__Exercise requirements__: For the data that follows, report how many lines contain the word "JSON", and nothing else.

__Records provided__:
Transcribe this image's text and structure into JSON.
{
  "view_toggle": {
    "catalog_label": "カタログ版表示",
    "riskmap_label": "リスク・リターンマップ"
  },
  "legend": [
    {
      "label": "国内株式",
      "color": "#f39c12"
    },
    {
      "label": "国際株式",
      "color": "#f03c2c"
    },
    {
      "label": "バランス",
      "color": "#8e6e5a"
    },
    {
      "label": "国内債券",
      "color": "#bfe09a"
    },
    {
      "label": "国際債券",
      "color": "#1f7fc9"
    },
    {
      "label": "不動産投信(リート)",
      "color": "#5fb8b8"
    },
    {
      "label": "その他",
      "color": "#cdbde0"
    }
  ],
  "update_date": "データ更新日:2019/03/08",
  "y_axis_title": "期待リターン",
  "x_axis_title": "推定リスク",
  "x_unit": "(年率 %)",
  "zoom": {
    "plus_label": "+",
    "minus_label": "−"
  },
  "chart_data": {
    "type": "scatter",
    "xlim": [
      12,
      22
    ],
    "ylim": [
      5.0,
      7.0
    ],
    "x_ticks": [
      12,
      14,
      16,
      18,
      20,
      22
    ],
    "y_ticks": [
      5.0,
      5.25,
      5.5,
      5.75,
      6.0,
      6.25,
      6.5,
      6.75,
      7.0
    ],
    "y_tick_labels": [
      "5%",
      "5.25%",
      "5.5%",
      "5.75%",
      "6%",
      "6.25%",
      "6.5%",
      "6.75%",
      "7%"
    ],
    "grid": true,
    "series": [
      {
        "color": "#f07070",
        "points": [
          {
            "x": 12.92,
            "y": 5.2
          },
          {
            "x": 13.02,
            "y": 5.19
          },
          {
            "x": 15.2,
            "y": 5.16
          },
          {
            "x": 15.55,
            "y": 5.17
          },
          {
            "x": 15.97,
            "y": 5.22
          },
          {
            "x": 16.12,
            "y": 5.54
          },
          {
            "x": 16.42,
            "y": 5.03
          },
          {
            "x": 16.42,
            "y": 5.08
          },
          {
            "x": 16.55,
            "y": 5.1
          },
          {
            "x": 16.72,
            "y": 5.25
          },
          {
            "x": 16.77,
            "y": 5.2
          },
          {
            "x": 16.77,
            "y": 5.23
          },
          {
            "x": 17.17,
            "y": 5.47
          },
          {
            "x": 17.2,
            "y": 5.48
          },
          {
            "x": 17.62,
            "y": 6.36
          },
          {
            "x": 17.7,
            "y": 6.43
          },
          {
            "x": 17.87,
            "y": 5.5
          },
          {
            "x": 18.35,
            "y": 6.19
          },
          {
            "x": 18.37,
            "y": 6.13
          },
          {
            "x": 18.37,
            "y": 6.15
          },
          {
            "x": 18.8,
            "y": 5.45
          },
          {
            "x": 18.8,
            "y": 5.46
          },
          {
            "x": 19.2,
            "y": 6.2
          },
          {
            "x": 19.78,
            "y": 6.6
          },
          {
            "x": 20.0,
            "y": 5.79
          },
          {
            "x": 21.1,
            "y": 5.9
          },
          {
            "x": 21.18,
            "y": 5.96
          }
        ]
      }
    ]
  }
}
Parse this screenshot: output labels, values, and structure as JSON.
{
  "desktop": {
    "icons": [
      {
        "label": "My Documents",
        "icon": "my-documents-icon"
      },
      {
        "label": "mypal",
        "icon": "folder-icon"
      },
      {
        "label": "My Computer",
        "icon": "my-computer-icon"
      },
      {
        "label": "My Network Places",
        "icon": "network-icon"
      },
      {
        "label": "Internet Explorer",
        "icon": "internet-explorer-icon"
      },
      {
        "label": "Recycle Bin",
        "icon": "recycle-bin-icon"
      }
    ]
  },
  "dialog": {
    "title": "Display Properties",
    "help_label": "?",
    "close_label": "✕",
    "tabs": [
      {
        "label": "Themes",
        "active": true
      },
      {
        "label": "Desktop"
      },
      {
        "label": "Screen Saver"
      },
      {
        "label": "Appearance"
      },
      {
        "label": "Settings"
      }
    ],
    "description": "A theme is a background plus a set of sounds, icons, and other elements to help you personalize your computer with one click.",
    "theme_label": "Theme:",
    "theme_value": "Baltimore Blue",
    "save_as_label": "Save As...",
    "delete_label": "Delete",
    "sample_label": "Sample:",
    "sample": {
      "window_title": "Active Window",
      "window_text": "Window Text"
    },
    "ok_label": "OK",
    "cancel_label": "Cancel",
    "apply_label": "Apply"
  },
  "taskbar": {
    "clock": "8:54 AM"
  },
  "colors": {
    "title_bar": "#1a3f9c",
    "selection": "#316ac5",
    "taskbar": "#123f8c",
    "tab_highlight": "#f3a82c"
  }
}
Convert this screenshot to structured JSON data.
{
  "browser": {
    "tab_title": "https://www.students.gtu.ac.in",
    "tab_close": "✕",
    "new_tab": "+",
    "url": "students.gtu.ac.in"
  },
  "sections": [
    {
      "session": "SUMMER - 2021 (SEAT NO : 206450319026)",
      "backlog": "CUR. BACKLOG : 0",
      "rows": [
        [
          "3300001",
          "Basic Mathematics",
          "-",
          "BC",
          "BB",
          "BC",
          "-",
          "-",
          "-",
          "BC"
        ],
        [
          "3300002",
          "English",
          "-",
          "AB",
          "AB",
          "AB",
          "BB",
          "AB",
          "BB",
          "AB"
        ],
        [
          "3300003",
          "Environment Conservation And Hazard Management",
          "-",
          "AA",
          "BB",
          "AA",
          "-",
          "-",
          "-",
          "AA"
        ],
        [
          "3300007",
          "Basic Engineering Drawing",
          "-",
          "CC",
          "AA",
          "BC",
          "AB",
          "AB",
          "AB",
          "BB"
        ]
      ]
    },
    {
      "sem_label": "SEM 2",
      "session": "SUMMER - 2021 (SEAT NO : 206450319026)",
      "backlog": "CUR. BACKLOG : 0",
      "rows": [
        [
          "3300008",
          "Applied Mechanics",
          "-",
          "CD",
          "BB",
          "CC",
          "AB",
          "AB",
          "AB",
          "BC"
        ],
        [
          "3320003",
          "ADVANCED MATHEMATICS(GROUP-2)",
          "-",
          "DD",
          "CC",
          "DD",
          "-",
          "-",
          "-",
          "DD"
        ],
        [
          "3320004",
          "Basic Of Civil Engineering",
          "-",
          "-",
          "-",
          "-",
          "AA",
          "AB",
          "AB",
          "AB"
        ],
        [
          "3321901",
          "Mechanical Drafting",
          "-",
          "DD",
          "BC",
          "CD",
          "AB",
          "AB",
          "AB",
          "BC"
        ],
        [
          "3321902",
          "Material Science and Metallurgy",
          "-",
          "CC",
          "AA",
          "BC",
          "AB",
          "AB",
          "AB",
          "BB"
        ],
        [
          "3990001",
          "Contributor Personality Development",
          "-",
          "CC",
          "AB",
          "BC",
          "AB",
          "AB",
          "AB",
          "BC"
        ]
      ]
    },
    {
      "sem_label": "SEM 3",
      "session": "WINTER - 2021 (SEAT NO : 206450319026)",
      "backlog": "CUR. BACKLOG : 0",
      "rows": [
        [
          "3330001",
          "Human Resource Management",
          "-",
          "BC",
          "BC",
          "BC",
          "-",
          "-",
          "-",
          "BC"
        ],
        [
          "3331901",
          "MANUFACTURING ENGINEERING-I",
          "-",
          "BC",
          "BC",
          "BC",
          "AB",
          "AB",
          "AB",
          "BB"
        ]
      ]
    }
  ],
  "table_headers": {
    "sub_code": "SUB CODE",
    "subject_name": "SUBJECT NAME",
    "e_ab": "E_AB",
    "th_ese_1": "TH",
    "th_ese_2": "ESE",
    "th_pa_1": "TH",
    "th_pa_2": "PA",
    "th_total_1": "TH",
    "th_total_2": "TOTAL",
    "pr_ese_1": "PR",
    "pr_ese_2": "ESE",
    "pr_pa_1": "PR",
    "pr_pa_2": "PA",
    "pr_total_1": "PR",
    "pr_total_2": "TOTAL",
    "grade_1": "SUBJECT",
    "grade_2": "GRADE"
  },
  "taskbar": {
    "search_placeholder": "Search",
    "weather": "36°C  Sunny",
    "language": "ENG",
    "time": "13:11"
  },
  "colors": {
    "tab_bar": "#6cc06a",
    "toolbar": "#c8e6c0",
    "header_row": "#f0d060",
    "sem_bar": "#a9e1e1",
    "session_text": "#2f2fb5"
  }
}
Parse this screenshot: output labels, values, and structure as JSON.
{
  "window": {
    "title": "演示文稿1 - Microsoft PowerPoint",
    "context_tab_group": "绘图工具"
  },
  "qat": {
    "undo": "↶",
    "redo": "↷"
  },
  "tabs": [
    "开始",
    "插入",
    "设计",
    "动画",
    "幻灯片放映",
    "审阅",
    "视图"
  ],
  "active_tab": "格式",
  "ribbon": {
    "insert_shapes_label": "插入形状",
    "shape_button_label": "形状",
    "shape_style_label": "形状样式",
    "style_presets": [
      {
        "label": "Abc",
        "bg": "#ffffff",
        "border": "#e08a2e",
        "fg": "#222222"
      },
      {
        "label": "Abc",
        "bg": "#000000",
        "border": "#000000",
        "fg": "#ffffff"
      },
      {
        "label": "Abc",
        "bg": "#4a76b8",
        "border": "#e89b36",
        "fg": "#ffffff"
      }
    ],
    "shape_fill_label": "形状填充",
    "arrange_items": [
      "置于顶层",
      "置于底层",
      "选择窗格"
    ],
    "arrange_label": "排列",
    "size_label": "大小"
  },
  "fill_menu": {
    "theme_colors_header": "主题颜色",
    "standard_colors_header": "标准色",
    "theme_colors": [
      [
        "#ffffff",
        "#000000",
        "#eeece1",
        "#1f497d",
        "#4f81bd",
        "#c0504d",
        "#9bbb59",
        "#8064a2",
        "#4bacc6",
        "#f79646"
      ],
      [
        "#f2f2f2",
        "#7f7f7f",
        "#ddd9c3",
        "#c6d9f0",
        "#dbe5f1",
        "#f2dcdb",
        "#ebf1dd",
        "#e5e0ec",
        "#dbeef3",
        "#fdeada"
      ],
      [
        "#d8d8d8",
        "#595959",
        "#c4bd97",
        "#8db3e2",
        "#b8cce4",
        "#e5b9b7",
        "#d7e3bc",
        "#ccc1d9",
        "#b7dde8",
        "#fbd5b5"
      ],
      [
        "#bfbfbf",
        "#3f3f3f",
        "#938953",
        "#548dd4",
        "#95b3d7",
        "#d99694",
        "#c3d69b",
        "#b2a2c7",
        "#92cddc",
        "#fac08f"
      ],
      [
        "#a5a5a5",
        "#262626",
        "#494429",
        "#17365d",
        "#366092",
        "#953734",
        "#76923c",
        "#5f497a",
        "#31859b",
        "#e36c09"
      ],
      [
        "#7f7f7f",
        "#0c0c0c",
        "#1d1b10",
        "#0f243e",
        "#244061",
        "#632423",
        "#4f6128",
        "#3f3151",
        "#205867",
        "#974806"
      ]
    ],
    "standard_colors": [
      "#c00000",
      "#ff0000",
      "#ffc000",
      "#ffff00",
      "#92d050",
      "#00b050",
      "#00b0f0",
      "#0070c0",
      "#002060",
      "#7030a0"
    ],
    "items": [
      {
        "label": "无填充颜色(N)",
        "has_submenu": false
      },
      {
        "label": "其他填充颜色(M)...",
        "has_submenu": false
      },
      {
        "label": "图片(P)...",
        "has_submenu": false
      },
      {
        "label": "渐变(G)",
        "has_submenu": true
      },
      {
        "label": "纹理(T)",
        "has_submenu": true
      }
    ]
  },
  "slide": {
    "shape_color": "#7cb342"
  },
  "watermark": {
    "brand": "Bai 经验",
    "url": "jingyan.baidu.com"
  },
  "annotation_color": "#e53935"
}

__Task solution__: 4